Aug. 19 — It’s just before midnight Sunday and Mom just got done interrogating me. She said she called J’s house and his mom didn’t know where he was either. I told her we’d been sitting out in the middle of Rugby Field at Cherokee Park and she asked me if I’d been smoking pot. That made me mad and I thought about telling her about Moleville, but I didn’t. I don’t know if I’m brave or stupid, but my curiosity about those freaks really got to me this afternoon and I told J we should go back again tonight. So, we went in around 9:30, and when we went up for a peek, we were across from Heine Bros. coffee shop, the one next to Carmichael’s book store. I couldn’t believe what I saw, and I told J to squeeze up the ladder beside me. Two guys wearing black hoodies were sitting at that little round concrete table outside the coffee shop. They were kind of hunched over their coffee, with their hoods down, like the sith Darth Maul in “Star Wars.”
That’s when the tall one raised his coffee and I saw the black glove with the finger tips cut out. I actually felt my heart pounding, like last night. We were both looking right at them, probably thinking the same thing, when the taller one looked up, then pointed straight at us and said something, then both of them stood up. It was too late, they had seen our headlamps. The taller one raised a cell phone into the shadow of his hood. A second later, I heard a ring somewhere kind of far away, but definitely in the sewer. We both jumped backwards and I cracked my head when I fell. We’d taken about one step when a voice yelled to stop. The voice echoed through the sewer, like it was coming from both directions at once and J froze, until I grabbed his arm. We lost them by turning into a pipe under a little side alley. We were huddled down trying not to breathe when at least three freaks ran by. The one in front shouted: “Never come here again! We will find you!”

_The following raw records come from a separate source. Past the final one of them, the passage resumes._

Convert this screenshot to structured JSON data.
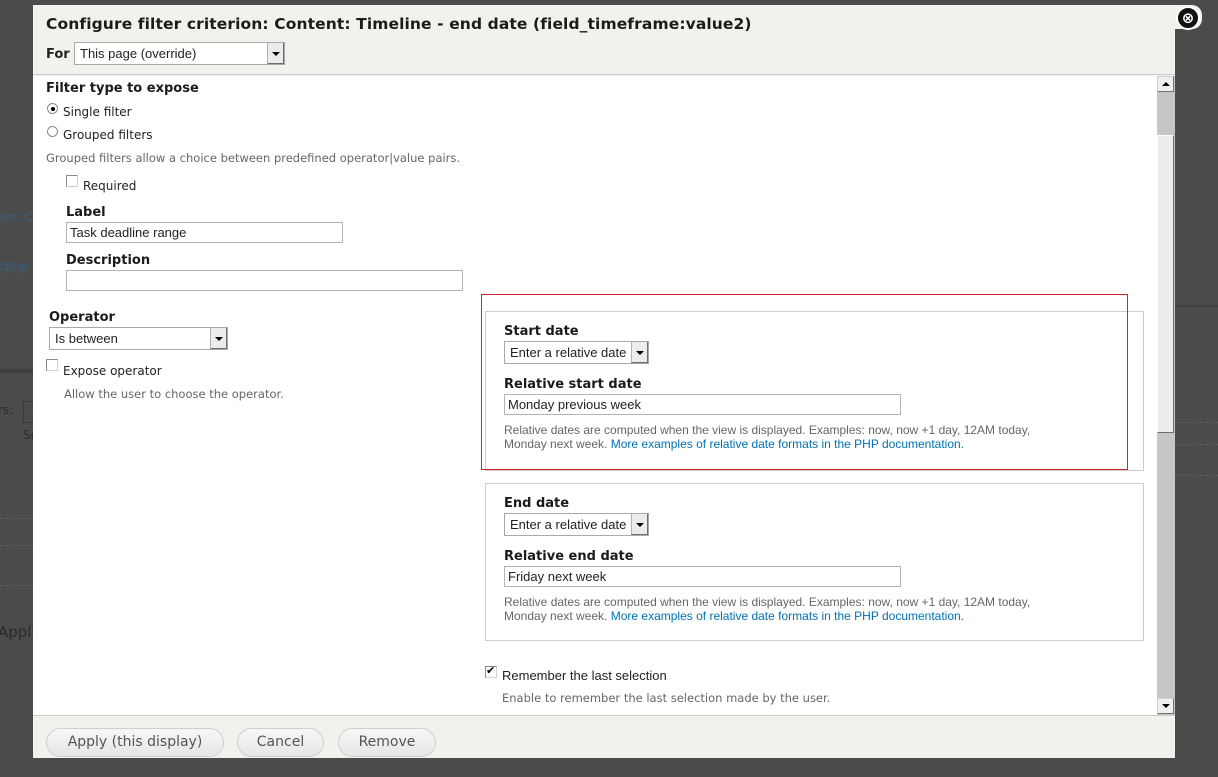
{
  "background": {
    "fragments": [
      "ser: C",
      "opup",
      "rs:",
      "Se",
      "Apply"
    ]
  },
  "dialog": {
    "title": "Configure filter criterion: Content: Timeline - end date (field_timeframe:value2)",
    "for_label": "For",
    "for_select_value": "This page (override)",
    "close_icon": "⊗"
  },
  "filter_type": {
    "heading": "Filter type to expose",
    "options": [
      {
        "label": "Single filter",
        "checked": true
      },
      {
        "label": "Grouped filters",
        "checked": false
      }
    ],
    "description": "Grouped filters allow a choice between predefined operator|value pairs."
  },
  "required": {
    "label": "Required",
    "checked": false
  },
  "label_field": {
    "label": "Label",
    "value": "Task deadline range"
  },
  "description_field": {
    "label": "Description",
    "value": ""
  },
  "operator": {
    "label": "Operator",
    "value": "Is between",
    "expose_label": "Expose operator",
    "expose_checked": false,
    "expose_description": "Allow the user to choose the operator."
  },
  "start_date": {
    "label": "Start date",
    "type_value": "Enter a relative date",
    "relative_label": "Relative start date",
    "relative_value": "Monday previous week",
    "help_text": "Relative dates are computed when the view is displayed. Examples: now, now +1 day, 12AM today,",
    "help_text_line2": "Monday next week.",
    "help_link": "More examples of relative date formats in the PHP documentation."
  },
  "end_date": {
    "label": "End date",
    "type_value": "Enter a relative date",
    "relative_label": "Relative end date",
    "relative_value": "Friday next week",
    "help_text": "Relative dates are computed when the view is displayed. Examples: now, now +1 day, 12AM today,",
    "help_text_line2": "Monday next week.",
    "help_link": "More examples of relative date formats in the PHP documentation."
  },
  "remember": {
    "label": "Remember the last selection",
    "checked": true,
    "description": "Enable to remember the last selection made by the user."
  },
  "footer": {
    "apply_label": "Apply (this display)",
    "cancel_label": "Cancel",
    "remove_label": "Remove"
  },
  "colors": {
    "highlight": "#d2232a",
    "link": "#0071b3",
    "overlay": "#4b4b4b",
    "dialog_bg": "#f2f2ed"
  }
}
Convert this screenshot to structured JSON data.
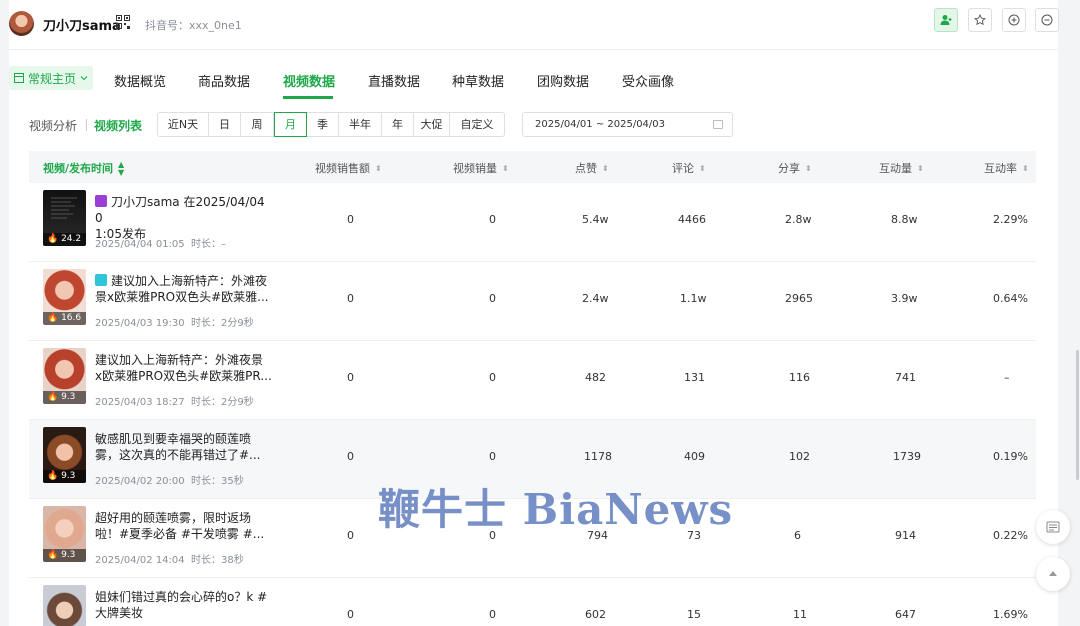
{
  "header": {
    "account_name": "刀小刀sama",
    "douyin_id": "抖音号：xxx_0ne1"
  },
  "nav": {
    "home_selector": "常规主页",
    "tabs": [
      "数据概览",
      "商品数据",
      "视频数据",
      "直播数据",
      "种草数据",
      "团购数据",
      "受众画像"
    ],
    "active_tab": "视频数据"
  },
  "filters": {
    "analysis_label": "视频分析",
    "list_label": "视频列表",
    "periods": [
      "近N天",
      "日",
      "周",
      "月",
      "季",
      "半年",
      "年",
      "大促",
      "自定义"
    ],
    "active_period": "月",
    "date_range": "2025/04/01 ~ 2025/04/03"
  },
  "table": {
    "columns": [
      "视频/发布时间",
      "视频销售额",
      "视频销量",
      "点赞",
      "评论",
      "分享",
      "互动量",
      "互动率"
    ],
    "rows": [
      {
        "score": "24.2",
        "title": "刀小刀sama 在2025/04/04 01:05发布",
        "title_line1": "刀小刀sama 在2025/04/04 0",
        "title_line2": "1:05发布",
        "publish": "2025/04/04 01:05",
        "duration_label": "时长：",
        "duration": "–",
        "sales_amount": "0",
        "sales_qty": "0",
        "likes": "5.4w",
        "comments": "4466",
        "shares": "2.8w",
        "interactions": "8.8w",
        "rate": "2.29%"
      },
      {
        "score": "16.6",
        "title_line1": "建议加入上海新特产：外滩夜",
        "title_line2": "景x欧莱雅PRO双色头#欧莱雅...",
        "publish": "2025/04/03 19:30",
        "duration_label": "时长：",
        "duration": "2分9秒",
        "sales_amount": "0",
        "sales_qty": "0",
        "likes": "2.4w",
        "comments": "1.1w",
        "shares": "2965",
        "interactions": "3.9w",
        "rate": "0.64%"
      },
      {
        "score": "9.3",
        "title_line1": "建议加入上海新特产：外滩夜景",
        "title_line2": "x欧莱雅PRO双色头#欧莱雅PR...",
        "publish": "2025/04/03 18:27",
        "duration_label": "时长：",
        "duration": "2分9秒",
        "sales_amount": "0",
        "sales_qty": "0",
        "likes": "482",
        "comments": "131",
        "shares": "116",
        "interactions": "741",
        "rate": "–"
      },
      {
        "score": "9.3",
        "title_line1": "敏感肌见到要幸福哭的颐莲喷",
        "title_line2": "雾，这次真的不能再错过了#...",
        "publish": "2025/04/02 20:00",
        "duration_label": "时长：",
        "duration": "35秒",
        "sales_amount": "0",
        "sales_qty": "0",
        "likes": "1178",
        "comments": "409",
        "shares": "102",
        "interactions": "1739",
        "rate": "0.19%"
      },
      {
        "score": "9.3",
        "title_line1": "超好用的颐莲喷雾，限时返场",
        "title_line2": "啦！#夏季必备 #干发喷雾 #...",
        "publish": "2025/04/02 14:04",
        "duration_label": "时长：",
        "duration": "38秒",
        "sales_amount": "0",
        "sales_qty": "0",
        "likes": "794",
        "comments": "73",
        "shares": "6",
        "interactions": "914",
        "rate": "0.22%"
      },
      {
        "score": "",
        "title_line1": "姐妹们错过真的会心碎的o？k #",
        "title_line2": "大牌美妆",
        "publish": "",
        "duration_label": "",
        "duration": "",
        "sales_amount": "0",
        "sales_qty": "0",
        "likes": "602",
        "comments": "15",
        "shares": "11",
        "interactions": "647",
        "rate": "1.69%"
      }
    ]
  },
  "watermark": "鞭牛士 BiaNews",
  "colors": {
    "accent": "#1fa84a",
    "watermark": "#5f7dbe"
  }
}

J and I came out of there and just sat at Dairy Queen until about midnight. That moron says we should go back on Halloween. I don’t know. I’m going to think about it. Maybe …
End of Part 1 — “Moleville” will conclude in the Oct. 31 edition of LEO.
Scott and Ben Wade live in the Highlands. Scott teaches English as a Second Language at Atherton High School, and Ben is a 9th grader in the visual arts magnet at DuPont Manual High School. Contact them at email@example.com